The air inside can be even more polluted than the air outside. Indoor environments can produce a number of potentially harmful pollutants. In the home, this can include dust, pet dander, and smoke particles. And unless you circulate or purify the air, all of these pollutants can linger, polluting the air you breathe in your home.
In other indoor environments – such as schools, workplaces, and hospitals – harmful chemicals from cleaning products and other substances can also linger in the air, potentially leading to some serious health conditions.
Symptoms of Indoor Air Pollution
Symptoms of indoor air pollution include headaches, nausea, sinus congestion, sneezes, coughs, irritations, fatigue, and a shortness of breath. Indoor air pollution can also make asthma, allergies, and other conditions worse.
In this post we’ll explore a few methods for testing indoor air quality. We’ll look at the sort of things you might want to test for and the sort of things you should measure. We’ll also discuss a few ways you can improve the air quality of an indoor environment.
How To Test Indoor Air Quality
There are various methods to test indoor air quality, you can either:
- Continuously monitor an area for a set period of time – such as a day, a week, a month, or longer. This will give you a “snapshot” of an area’s air quality, which could highlight whether you should take action.
- Perform spot checks with exposure patches. These can help you detect the presence of specific pollutants in the air. For example, many homes use small patches to test for carbon dioxide. These patches are usually light, but they darken if exposed to carbon dioxide.
- Continuously monitor an area in real time. Rather than testing the air quality for a set period of time, you can also test the air quality on an ongoing basis. This way, you can detect the presence of harmful pollutants as they emerge, and act before they can cause any health problems.
Indicators of Poor Air Quality
You can use numerous techniques to test indoor air quality:
Be Aware of Signs and Symptoms of Mould
Mould is a reliable indicator of poor indoor air quality, and mould spores usually make their presence known. Black mould is hard to ignore, and a musty smell that doesn’t go away after cleaning is also a tell-tale sign.
You can buy mould testing kits on the high street. But these are not very useful, as there are trace amounts of mould in almost every indoor environment. Really, you should only test for mould if the problem becomes significant – with substantial black patches and a persistent smell of damp or mustiness. Certain companies offer specialist mould-testing services which can give you an accurate picture of the extent of the problem – along with clear advice on how to address it.
Unfortunately you can’t rely on your eyes and nose alone to test indoor air quality. Certain harmful pollutants, such as radon and carbon monoxide, are tasteless, colourless and odourless.

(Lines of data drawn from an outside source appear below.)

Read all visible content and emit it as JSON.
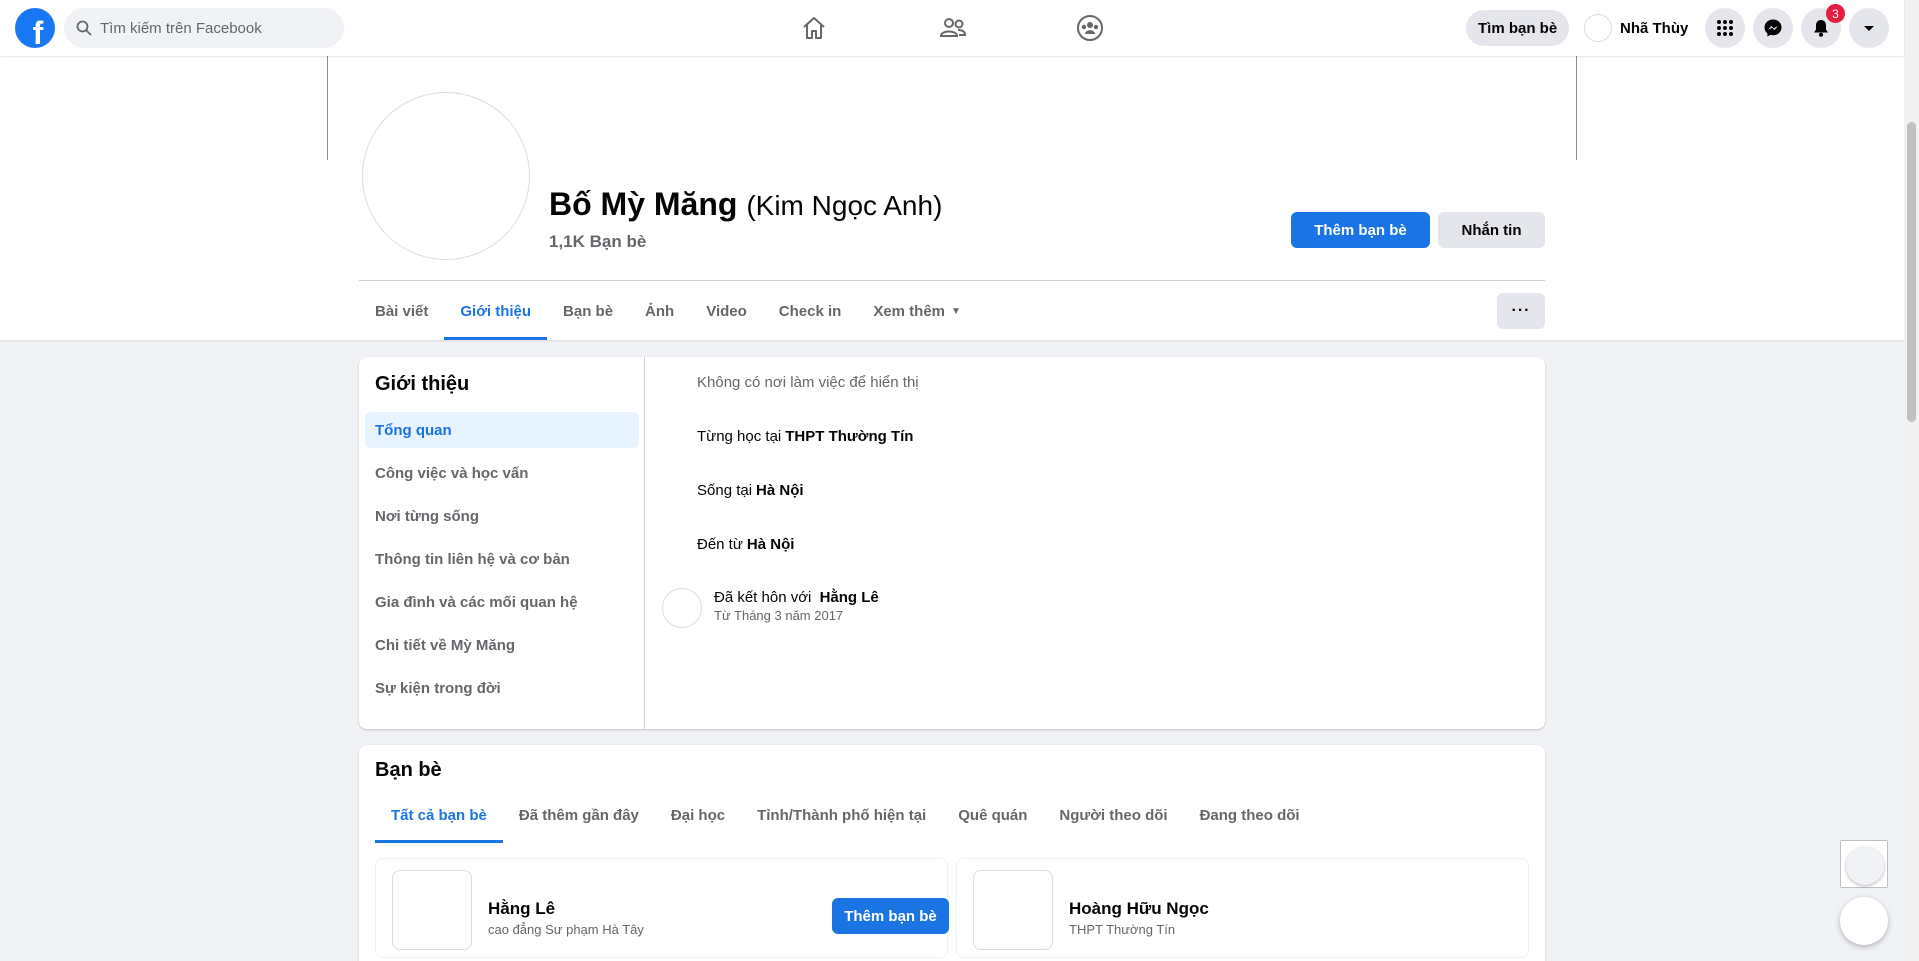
{
  "topbar": {
    "logo_letter": "f",
    "search_placeholder": "Tìm kiếm trên Facebook",
    "find_friends": "Tìm bạn bè",
    "user_name": "Nhã Thùy",
    "notification_count": "3"
  },
  "profile": {
    "name": "Bố Mỳ Măng",
    "alt_name": "(Kim Ngọc Anh)",
    "friend_count": "1,1K Bạn bè",
    "add_friend": "Thêm bạn bè",
    "message": "Nhắn tin",
    "more_dots": "···"
  },
  "tabs": [
    "Bài viết",
    "Giới thiệu",
    "Bạn bè",
    "Ảnh",
    "Video",
    "Check in",
    "Xem thêm"
  ],
  "about": {
    "title": "Giới thiệu",
    "nav": [
      "Tổng quan",
      "Công việc và học vấn",
      "Nơi từng sống",
      "Thông tin liên hệ và cơ bản",
      "Gia đình và các mối quan hệ",
      "Chi tiết về Mỳ Măng",
      "Sự kiện trong đời"
    ],
    "no_work": "Không có nơi làm việc để hiển thị",
    "studied_prefix": "Từng học tại",
    "studied_at": "THPT Thường Tín",
    "lives_prefix": "Sống tại",
    "lives_in": "Hà Nội",
    "from_prefix": "Đến từ",
    "from_place": "Hà Nội",
    "married_prefix": "Đã kết hôn với",
    "married_to": "Hằng Lê",
    "married_since": "Từ Tháng 3 năm 2017"
  },
  "friends": {
    "title": "Bạn bè",
    "tabs": [
      "Tất cả bạn bè",
      "Đã thêm gần đây",
      "Đại học",
      "Tỉnh/Thành phố hiện tại",
      "Quê quán",
      "Người theo dõi",
      "Đang theo dõi"
    ],
    "list": [
      {
        "name": "Hằng Lê",
        "sub": "cao đẳng Sư phạm Hà Tây",
        "button": "Thêm bạn bè"
      },
      {
        "name": "Hoàng Hữu Ngọc",
        "sub": "THPT Thường Tín"
      }
    ]
  },
  "colors": {
    "accent": "#1b74e4",
    "background": "#f0f2f5",
    "badge": "#e41e3f"
  },
  "icons": [
    "search-icon",
    "home-icon",
    "friends-icon",
    "groups-icon",
    "menu-grid-icon",
    "messenger-icon",
    "bell-icon",
    "account-caret-icon"
  ]
}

Testing for Specific Pollutants
Almost all buildings have smoke alarms, which alert you when they detect too much heat in the air, or too many smoke particles. But you should also consider fitting a carbon monoxide alarm.
If you live or work in an area with high radon levels, you could also test for radon. Radon testing usually involves testing the air quality with a specialist device for a set period of time – often around a week, but sometimes up to a year.
In some workplaces, such as hospitals, it’s important to test for other harmful pollutants, such as chlorine, entonox, phenol, and inhalable dust particles. An air quality monitoring procedure can monitor the levels of these harmful substances in the air, while exposure monitoring can help you determine just how at-risk your staff might be.
Ongoing Air Quality Testing
Cairn Technology carries out monitoring to investigate the levels of PM10, PM5, PM4, PM2.5, within multiple departments in hospitals to obtain baseline data to examine staff and public exposure to VOCs. This provides valuable information about the exposure of both staff members and public to VOCs and will assist in building a business case for the requirement of further air purification.
How to Improve Air Quality in Hospitals, Schools and Workplaces
It’s one thing to test the air quality in a room. But this can only alert you to potential problems. Actively improving the air quality of an indoor environment takes extra work
Air purifiers can filter many harmful particles, and they can even trap and remove certain airborne diseases and viruses. You can get small standalone purifiers for single rooms, as well as larger systems for larger rooms, some capable of achieving five air changes per hour. Head here to browse our range of air purifiers.
We also offer a workplace monitoring service. We can monitor your staff’s exposure levels to any potentially harmful substances in your workplace, helping you to understand your risk levels so you can devise an air quality solution that works for you. Head here to learn more about our bespoke air quality monitoring services.